[Web page and app entries]

☆ ☆ ☆

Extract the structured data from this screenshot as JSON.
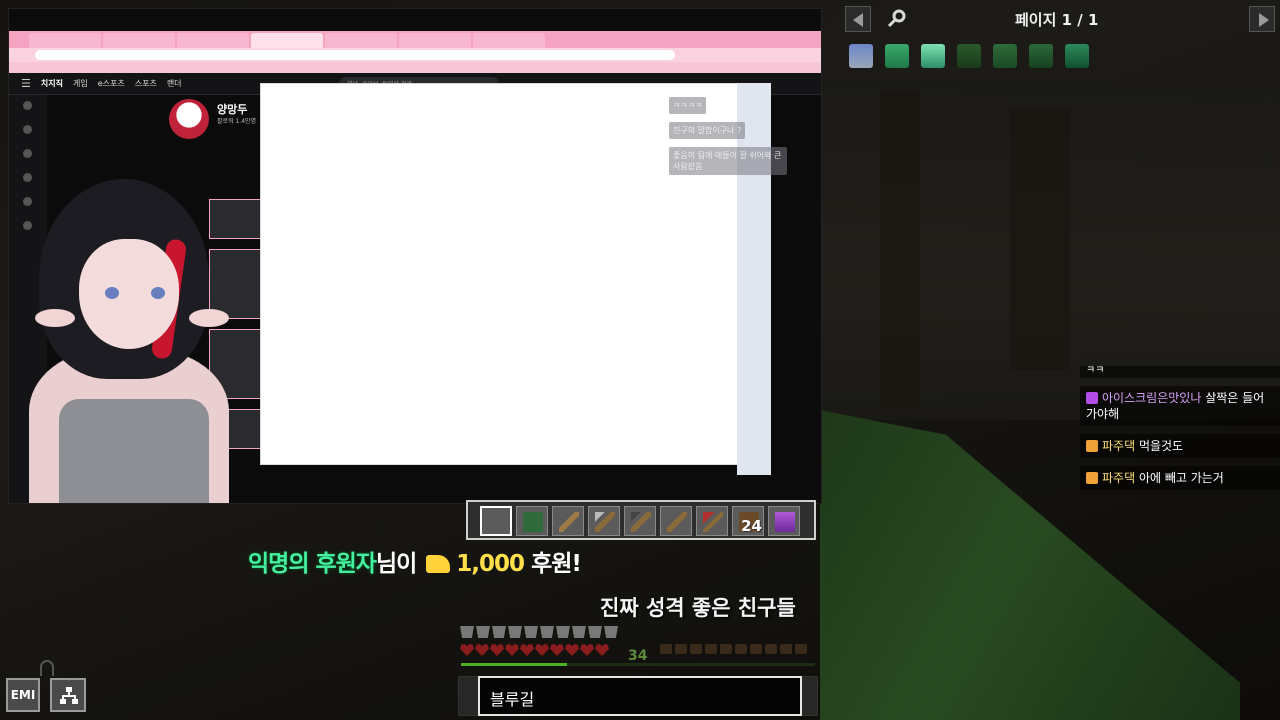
{
  "emi": {
    "page_label": "페이지 1 / 1",
    "button_label": "EMI",
    "items": [
      "water-bucket-icon",
      "emerald-gear-icon",
      "beacon-block-icon",
      "vine-icon",
      "leaf-cluster-icon",
      "moss-block-icon",
      "seagrass-icon"
    ]
  },
  "stream": {
    "channel_name": "양망두",
    "followers": "팔로워 1.4만명",
    "header_nav": [
      "치지직",
      "게임",
      "e스포츠",
      "스포츠",
      "랜더"
    ],
    "search_placeholder": "채널, 라이브, 동영상 검색",
    "mini_chat": [
      "ㅋㅋㅋㅋ",
      "친구의 말밥이구나 ?",
      "좋음이 팀에 애들이 잘 쉬어와 큰 사람같음"
    ]
  },
  "chat": {
    "partial_top": "ㅋㅋ",
    "messages": [
      {
        "name": "아이스크림은맛있나",
        "text": " 살짝은 들어가야해",
        "badge_color": "#b44ce6"
      },
      {
        "name": "파주댁",
        "text": " 먹을것도",
        "badge_color": "#f0a13a"
      },
      {
        "name": "파주댁",
        "text": " 아에 빼고 가는거",
        "badge_color": "#f0a13a"
      }
    ]
  },
  "hotbar": {
    "slots": [
      {
        "item": "empty",
        "count": ""
      },
      {
        "item": "green-block-icon",
        "count": ""
      },
      {
        "item": "stick-icon",
        "count": ""
      },
      {
        "item": "pickaxe-icon",
        "count": ""
      },
      {
        "item": "pickaxe-icon",
        "count": ""
      },
      {
        "item": "stick-icon",
        "count": ""
      },
      {
        "item": "redstone-tool-icon",
        "count": ""
      },
      {
        "item": "wood-block-icon",
        "count": "24"
      },
      {
        "item": "purple-bed-icon",
        "count": ""
      }
    ]
  },
  "donation": {
    "donor": "익명의 후원자",
    "suffix": "님이",
    "amount": "1,000",
    "unit": "후원!",
    "message": "진짜 성격 좋은 친구들"
  },
  "status": {
    "level": "34",
    "xp_fraction": 0.3
  },
  "input": {
    "value": "블루길"
  }
}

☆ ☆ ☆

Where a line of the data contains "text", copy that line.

        "text": " 살짝은 들어가야해",
        "text": " 먹을것도",
        "text": " 아에 빼고 가는거",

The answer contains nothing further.